Exercise goal -> All of the entries need to be written out again, exactly as they are.

Interface dataset entries ->
*-*-*
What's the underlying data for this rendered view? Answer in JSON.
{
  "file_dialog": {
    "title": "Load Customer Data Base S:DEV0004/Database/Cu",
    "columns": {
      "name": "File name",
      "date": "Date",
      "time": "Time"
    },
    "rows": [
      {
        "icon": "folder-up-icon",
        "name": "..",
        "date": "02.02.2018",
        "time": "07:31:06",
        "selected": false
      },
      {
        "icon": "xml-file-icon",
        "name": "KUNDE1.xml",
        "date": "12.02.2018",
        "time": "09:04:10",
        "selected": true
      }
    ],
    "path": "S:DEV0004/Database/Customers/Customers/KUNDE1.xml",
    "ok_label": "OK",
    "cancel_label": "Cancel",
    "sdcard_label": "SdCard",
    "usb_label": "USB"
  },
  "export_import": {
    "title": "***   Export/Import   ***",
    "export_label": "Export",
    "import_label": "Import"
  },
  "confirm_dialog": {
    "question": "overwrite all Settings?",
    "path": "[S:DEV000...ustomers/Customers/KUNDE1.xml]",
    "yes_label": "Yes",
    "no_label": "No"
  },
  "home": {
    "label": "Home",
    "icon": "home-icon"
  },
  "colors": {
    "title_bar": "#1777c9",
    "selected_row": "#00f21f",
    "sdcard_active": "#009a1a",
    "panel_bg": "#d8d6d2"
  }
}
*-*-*
Exercise answer ->
What's the underlying data for this rendered view? Answer in JSON.
{
  "file_dialog": {
    "title": "Load Customer Data Base S:DEV0004/Database/Cu",
    "columns": {
      "name": "File name",
      "date": "Date",
      "time": "Time"
    },
    "rows": [
      {
        "icon": "folder-up-icon",
        "name": "..",
        "date": "02.02.2018",
        "time": "07:31:06",
        "selected": false
      },
      {
        "icon": "xml-file-icon",
        "name": "KUNDE1.xml",
        "date": "12.02.2018",
        "time": "09:04:10",
        "selected": true
      }
    ],
    "path": "S:DEV0004/Database/Customers/Customers/KUNDE1.xml",
    "ok_label": "OK",
    "cancel_label": "Cancel",
    "sdcard_label": "SdCard",
    "usb_label": "USB"
  },
  "export_import": {
    "title": "***   Export/Import   ***",
    "export_label": "Export",
    "import_label": "Import"
  },
  "confirm_dialog": {
    "question": "overwrite all Settings?",
    "path": "[S:DEV000...ustomers/Customers/KUNDE1.xml]",
    "yes_label": "Yes",
    "no_label": "No"
  },
  "home": {
    "label": "Home",
    "icon": "home-icon"
  },
  "colors": {
    "title_bar": "#1777c9",
    "selected_row": "#00f21f",
    "sdcard_active": "#009a1a",
    "panel_bg": "#d8d6d2"
  }
}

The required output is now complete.